7 Tips to Maintain Your Salvias this Season

By Rob Posted on 6/20/23

Out of more than 1,000 salvia species, many are native to the United States, so it’s not a surprise if you also have one in your garden.


They give off a fragrant smell that attracts pollinators, and their colorful blooms add beauty to your yard.


But if you haven’t had the best luck with maintaining them, below are a few tips you can do to make sure they survive and thrive this season.


Give Plenty of Sunlight

Salvias prefer to be under full to partial sun, so make sure to place them in a sunny area in your garden. Annual species need at least 6-8 hours of sun exposure to produce the most blooms, but some perennials can thrive in partial shade.


You’ll know when your salvias aren’t getting enough sun when they show signs of stretching or bending toward the light.


If it’s not possible to give your salvias a full day of sunshine, you can also supplement it with a grow light. Set them up in a greenhouse, and you can watch how much they bloom throughout the season!


Use Well-draining Soil

Salvias can survive in practically any type of soil as long as it’s well-draining. But if you want the specifics, they prefer a slightly acidic medium with a pH of 5-5 to 6.5. You can test the pH of your soil by using a soil pH tester probe.


If you’re working with clay soil, make sure to mix in some organic matter to improve its drainage. This can either be compost, farm manure, or dry leaves. Otherwise, plant your salvias in a pot or container to limit the amount of water the soil absorbs.


Keep Soil Dry

Salvias need well-draining soil because they tend to get root or stem rot and fungal diseases if their roots sit in wet conditions for an extended period of time.


Considering they’re drought-tolerant, you won’t also have to water them frequently. Make sure the soil is completely dry before you give them a drink to prevent overwatering. 


You’ll probably have to water them more often in the summer since the heat dries the soil faster. But hold off on watering them in winter since mixing the frost and water is a definite recipe for root rot.


Deadhead Spent Flowers

Many adore having salvias in their garden because of their ability to produce flowers for long periods. When given the ideal growing conditions, they can bloom from spring to early fall.


Although you don’t have to deadhead their flowers, the plant can benefit from it. Removing spent and dying blooms can help the plant redistribute its energy and nutrients to sprouting ones instead.


To do this, you can use clippers or scissors to snip away any dried or dying blooms. But if fall or winter is approaching, hold off on deadheading since the flowers can provide extra protection for the plant against the wind and cold. 


Prune Twice a Year
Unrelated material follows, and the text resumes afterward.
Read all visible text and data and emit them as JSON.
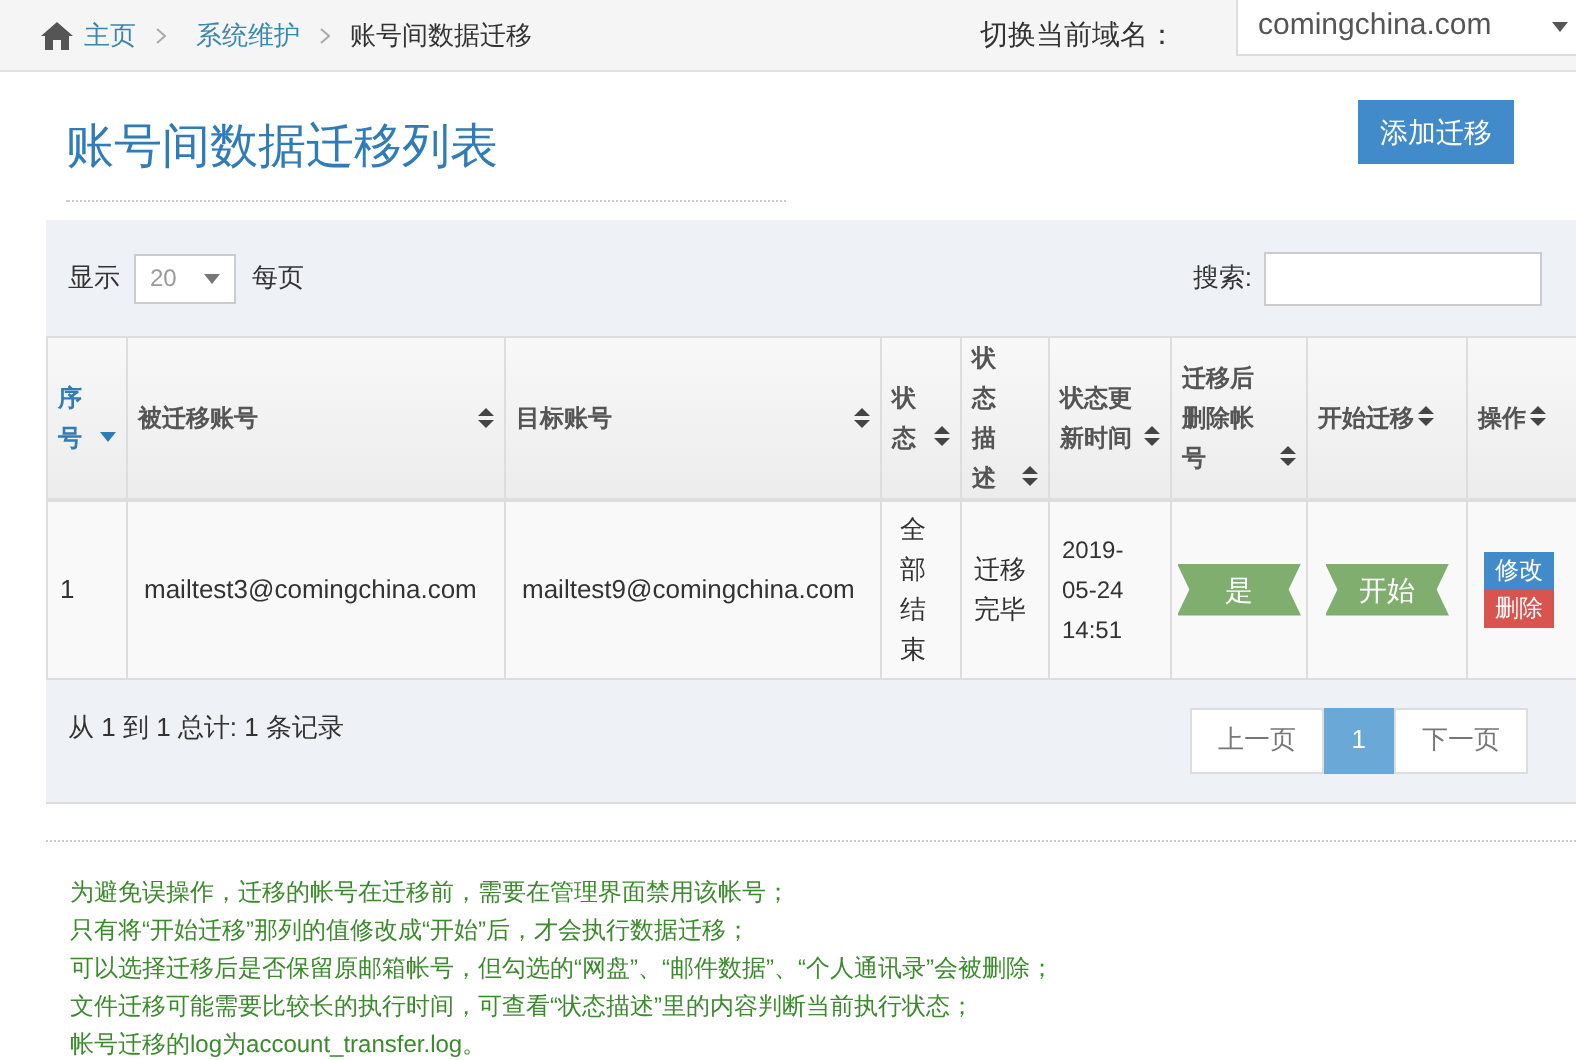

Salvias can grow up to 6 feet tall and 4 feet wide, depending on the species. If you have a small space, leaving them to grow can cause them to overtake your garden.
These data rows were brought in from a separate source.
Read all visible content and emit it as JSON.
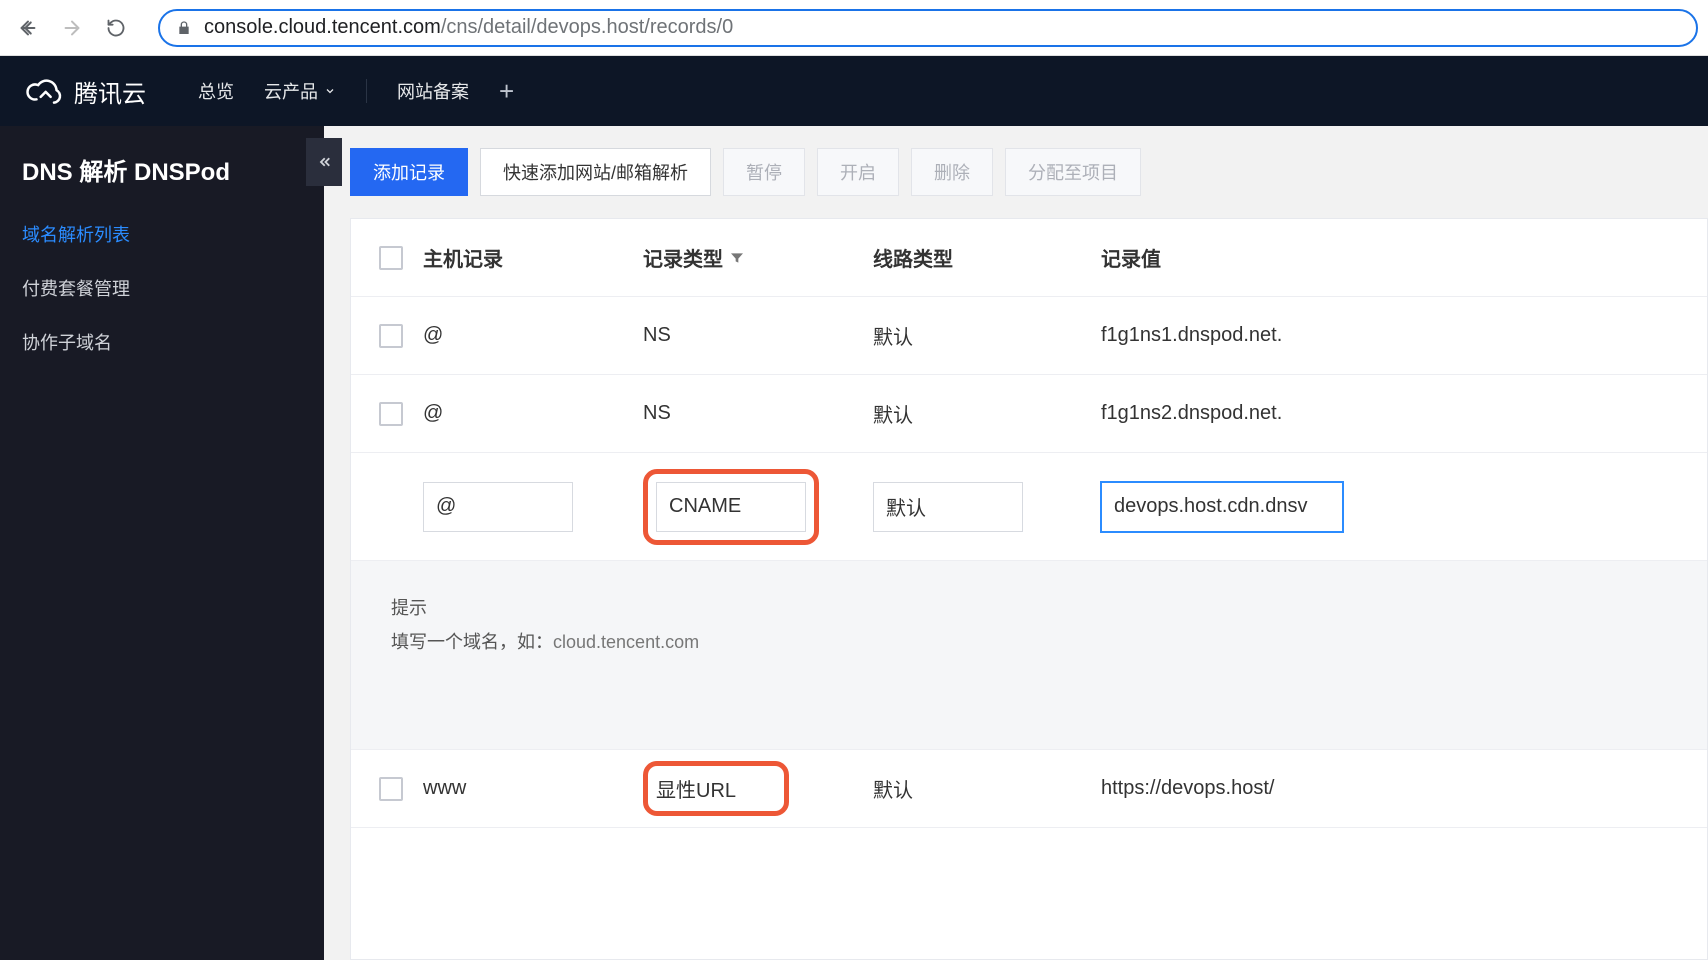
{
  "browser": {
    "url_host": "console.cloud.tencent.com",
    "url_path": "/cns/detail/devops.host/records/0"
  },
  "header": {
    "brand": "腾讯云",
    "menu": {
      "overview": "总览",
      "products": "云产品",
      "beian": "网站备案"
    }
  },
  "sidebar": {
    "title": "DNS 解析 DNSPod",
    "items": [
      {
        "label": "域名解析列表",
        "active": true
      },
      {
        "label": "付费套餐管理",
        "active": false
      },
      {
        "label": "协作子域名",
        "active": false
      }
    ]
  },
  "toolbar": {
    "add": "添加记录",
    "quick": "快速添加网站/邮箱解析",
    "pause": "暂停",
    "enable": "开启",
    "delete": "删除",
    "assign": "分配至项目"
  },
  "table": {
    "headers": {
      "host": "主机记录",
      "type": "记录类型",
      "line": "线路类型",
      "value": "记录值"
    },
    "rows": [
      {
        "host": "@",
        "type": "NS",
        "line": "默认",
        "value": "f1g1ns1.dnspod.net."
      },
      {
        "host": "@",
        "type": "NS",
        "line": "默认",
        "value": "f1g1ns2.dnspod.net."
      }
    ],
    "edit": {
      "host": "@",
      "type": "CNAME",
      "line": "默认",
      "value": "devops.host.cdn.dnsv"
    },
    "last": {
      "host": "www",
      "type": "显性URL",
      "line": "默认",
      "value": "https://devops.host/"
    }
  },
  "hint": {
    "title": "提示",
    "body_prefix": "填写一个域名，如：",
    "body_example": "cloud.tencent.com"
  }
}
It’s recommended to prune your plant twice a year – ideally in spring and summer. If it’s the first cut of the year, wait until they wake up from the winter. Then cut down low from the base and remove any dead blooms to tidy up their shape and encourage flowering.


During the summer, cut about ⅓ off the top, right below their inflorescence. This will help them produce more flowers that can last until early fall.


Feed Sparingly

If you plant salvias in poor and dry soil, they’ll still be able to survive and produce flowers. So there’s no need to feed them if they’re healthy. Overfertilizing can also give your plant plenty of growth, but it won’t be able to produce as many flowers.


The only time you need to feed is when you have your salvias in pots. Since their soil is limited, a dose of fertilizer can supply them with the proper nutrients they need to bloom. If so, choose a fertilizer that’s high in potassium, like tomato feed.


Exterminate Insects

If there’s one thing gardeners loathe, it’s insect infestation on their plants. Although salvias are hardy ornamentals, they’re not immune to harmful critters.


Keep an eye out for whiteflies, aphids, and spider mites since they are their common enemies. If you spot any signs of infestations, it’s best to remove any infected leaves immediately. 


You can also apply a homemade remedy of alcohol, dish soap, or vinegar to get rid of the insects before they get out of hand. Make sure to place your salvia in a shady corner after spraying to prevent their leaves from burning.